Top of RECORD SET

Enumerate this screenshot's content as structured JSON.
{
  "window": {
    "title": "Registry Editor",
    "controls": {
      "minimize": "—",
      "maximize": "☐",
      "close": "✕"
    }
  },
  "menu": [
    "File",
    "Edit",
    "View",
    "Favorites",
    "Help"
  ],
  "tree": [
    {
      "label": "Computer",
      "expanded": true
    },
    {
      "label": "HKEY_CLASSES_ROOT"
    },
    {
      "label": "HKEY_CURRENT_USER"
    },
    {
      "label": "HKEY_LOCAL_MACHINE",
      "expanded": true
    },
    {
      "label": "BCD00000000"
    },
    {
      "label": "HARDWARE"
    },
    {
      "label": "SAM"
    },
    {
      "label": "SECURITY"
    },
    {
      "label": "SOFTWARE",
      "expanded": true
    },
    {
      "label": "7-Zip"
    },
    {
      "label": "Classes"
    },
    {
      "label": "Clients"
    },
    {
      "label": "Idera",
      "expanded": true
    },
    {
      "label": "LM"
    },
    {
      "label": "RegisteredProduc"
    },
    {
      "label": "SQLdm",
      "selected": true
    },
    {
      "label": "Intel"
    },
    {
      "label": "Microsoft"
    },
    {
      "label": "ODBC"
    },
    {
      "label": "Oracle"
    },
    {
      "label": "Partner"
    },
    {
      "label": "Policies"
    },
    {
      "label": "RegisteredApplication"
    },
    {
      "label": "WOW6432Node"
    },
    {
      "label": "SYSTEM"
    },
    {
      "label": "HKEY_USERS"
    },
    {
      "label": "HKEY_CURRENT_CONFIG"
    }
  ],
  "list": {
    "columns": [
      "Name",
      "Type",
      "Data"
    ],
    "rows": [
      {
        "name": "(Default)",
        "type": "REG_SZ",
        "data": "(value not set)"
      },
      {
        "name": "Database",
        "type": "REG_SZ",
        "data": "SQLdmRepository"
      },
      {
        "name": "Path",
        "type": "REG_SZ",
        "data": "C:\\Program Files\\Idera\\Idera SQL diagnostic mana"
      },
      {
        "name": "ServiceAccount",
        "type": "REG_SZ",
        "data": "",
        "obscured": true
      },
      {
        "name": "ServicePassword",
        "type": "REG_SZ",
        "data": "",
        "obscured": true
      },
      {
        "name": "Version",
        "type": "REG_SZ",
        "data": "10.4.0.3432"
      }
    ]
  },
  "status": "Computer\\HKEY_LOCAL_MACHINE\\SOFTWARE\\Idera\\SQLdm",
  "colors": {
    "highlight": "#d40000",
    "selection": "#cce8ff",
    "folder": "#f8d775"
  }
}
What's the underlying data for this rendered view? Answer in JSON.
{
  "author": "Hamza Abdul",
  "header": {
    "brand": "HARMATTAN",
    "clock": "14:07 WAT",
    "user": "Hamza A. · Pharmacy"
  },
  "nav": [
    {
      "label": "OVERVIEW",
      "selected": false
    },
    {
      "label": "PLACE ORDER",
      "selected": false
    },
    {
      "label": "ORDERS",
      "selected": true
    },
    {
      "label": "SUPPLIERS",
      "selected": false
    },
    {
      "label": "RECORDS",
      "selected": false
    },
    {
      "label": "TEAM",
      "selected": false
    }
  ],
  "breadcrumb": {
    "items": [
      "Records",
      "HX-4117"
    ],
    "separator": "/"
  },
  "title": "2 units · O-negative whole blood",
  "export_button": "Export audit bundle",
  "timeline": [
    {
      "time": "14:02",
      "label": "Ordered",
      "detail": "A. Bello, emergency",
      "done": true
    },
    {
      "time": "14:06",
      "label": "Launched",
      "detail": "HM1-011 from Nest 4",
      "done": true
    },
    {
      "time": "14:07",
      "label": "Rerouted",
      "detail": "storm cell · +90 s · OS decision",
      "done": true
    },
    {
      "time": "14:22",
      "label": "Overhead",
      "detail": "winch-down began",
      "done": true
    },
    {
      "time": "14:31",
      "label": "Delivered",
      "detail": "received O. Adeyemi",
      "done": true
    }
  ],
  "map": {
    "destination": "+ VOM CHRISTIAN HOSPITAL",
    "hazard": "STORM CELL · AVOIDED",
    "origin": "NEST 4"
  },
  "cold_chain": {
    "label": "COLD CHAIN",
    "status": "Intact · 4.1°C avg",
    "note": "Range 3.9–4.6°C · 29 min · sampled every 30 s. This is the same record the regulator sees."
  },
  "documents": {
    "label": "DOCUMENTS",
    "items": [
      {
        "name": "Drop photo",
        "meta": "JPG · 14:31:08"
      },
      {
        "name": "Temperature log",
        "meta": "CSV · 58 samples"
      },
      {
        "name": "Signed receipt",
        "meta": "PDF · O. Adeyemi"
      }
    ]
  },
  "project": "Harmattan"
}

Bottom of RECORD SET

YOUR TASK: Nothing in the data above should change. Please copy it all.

TASK OUTPUT:
Enumerate this screenshot's content as structured JSON.
{
  "window": {
    "title": "Registry Editor",
    "controls": {
      "minimize": "—",
      "maximize": "☐",
      "close": "✕"
    }
  },
  "menu": [
    "File",
    "Edit",
    "View",
    "Favorites",
    "Help"
  ],
  "tree": [
    {
      "label": "Computer",
      "expanded": true
    },
    {
      "label": "HKEY_CLASSES_ROOT"
    },
    {
      "label": "HKEY_CURRENT_USER"
    },
    {
      "label": "HKEY_LOCAL_MACHINE",
      "expanded": true
    },
    {
      "label": "BCD00000000"
    },
    {
      "label": "HARDWARE"
    },
    {
      "label": "SAM"
    },
    {
      "label": "SECURITY"
    },
    {
      "label": "SOFTWARE",
      "expanded": true
    },
    {
      "label": "7-Zip"
    },
    {
      "label": "Classes"
    },
    {
      "label": "Clients"
    },
    {
      "label": "Idera",
      "expanded": true
    },
    {
      "label": "LM"
    },
    {
      "label": "RegisteredProduc"
    },
    {
      "label": "SQLdm",
      "selected": true
    },
    {
      "label": "Intel"
    },
    {
      "label": "Microsoft"
    },
    {
      "label": "ODBC"
    },
    {
      "label": "Oracle"
    },
    {
      "label": "Partner"
    },
    {
      "label": "Policies"
    },
    {
      "label": "RegisteredApplication"
    },
    {
      "label": "WOW6432Node"
    },
    {
      "label": "SYSTEM"
    },
    {
      "label": "HKEY_USERS"
    },
    {
      "label": "HKEY_CURRENT_CONFIG"
    }
  ],
  "list": {
    "columns": [
      "Name",
      "Type",
      "Data"
    ],
    "rows": [
      {
        "name": "(Default)",
        "type": "REG_SZ",
        "data": "(value not set)"
      },
      {
        "name": "Database",
        "type": "REG_SZ",
        "data": "SQLdmRepository"
      },
      {
        "name": "Path",
        "type": "REG_SZ",
        "data": "C:\\Program Files\\Idera\\Idera SQL diagnostic mana"
      },
      {
        "name": "ServiceAccount",
        "type": "REG_SZ",
        "data": "",
        "obscured": true
      },
      {
        "name": "ServicePassword",
        "type": "REG_SZ",
        "data": "",
        "obscured": true
      },
      {
        "name": "Version",
        "type": "REG_SZ",
        "data": "10.4.0.3432"
      }
    ]
  },
  "status": "Computer\\HKEY_LOCAL_MACHINE\\SOFTWARE\\Idera\\SQLdm",
  "colors": {
    "highlight": "#d40000",
    "selection": "#cce8ff",
    "folder": "#f8d775"
  }
}
What's the underlying data for this rendered view? Answer in JSON.
{
  "author": "Hamza Abdul",
  "header": {
    "brand": "HARMATTAN",
    "clock": "14:07 WAT",
    "user": "Hamza A. · Pharmacy"
  },
  "nav": [
    {
      "label": "OVERVIEW",
      "selected": false
    },
    {
      "label": "PLACE ORDER",
      "selected": false
    },
    {
      "label": "ORDERS",
      "selected": true
    },
    {
      "label": "SUPPLIERS",
      "selected": false
    },
    {
      "label": "RECORDS",
      "selected": false
    },
    {
      "label": "TEAM",
      "selected": false
    }
  ],
  "breadcrumb": {
    "items": [
      "Records",
      "HX-4117"
    ],
    "separator": "/"
  },
  "title": "2 units · O-negative whole blood",
  "export_button": "Export audit bundle",
  "timeline": [
    {
      "time": "14:02",
      "label": "Ordered",
      "detail": "A. Bello, emergency",
      "done": true
    },
    {
      "time": "14:06",
      "label": "Launched",
      "detail": "HM1-011 from Nest 4",
      "done": true
    },
    {
      "time": "14:07",
      "label": "Rerouted",
      "detail": "storm cell · +90 s · OS decision",
      "done": true
    },
    {
      "time": "14:22",
      "label": "Overhead",
      "detail": "winch-down began",
      "done": true
    },
    {
      "time": "14:31",
      "label": "Delivered",
      "detail": "received O. Adeyemi",
      "done": true
    }
  ],
  "map": {
    "destination": "+ VOM CHRISTIAN HOSPITAL",
    "hazard": "STORM CELL · AVOIDED",
    "origin": "NEST 4"
  },
  "cold_chain": {
    "label": "COLD CHAIN",
    "status": "Intact · 4.1°C avg",
    "note": "Range 3.9–4.6°C · 29 min · sampled every 30 s. This is the same record the regulator sees."
  },
  "documents": {
    "label": "DOCUMENTS",
    "items": [
      {
        "name": "Drop photo",
        "meta": "JPG · 14:31:08"
      },
      {
        "name": "Temperature log",
        "meta": "CSV · 58 samples"
      },
      {
        "name": "Signed receipt",
        "meta": "PDF · O. Adeyemi"
      }
    ]
  },
  "project": "Harmattan"
}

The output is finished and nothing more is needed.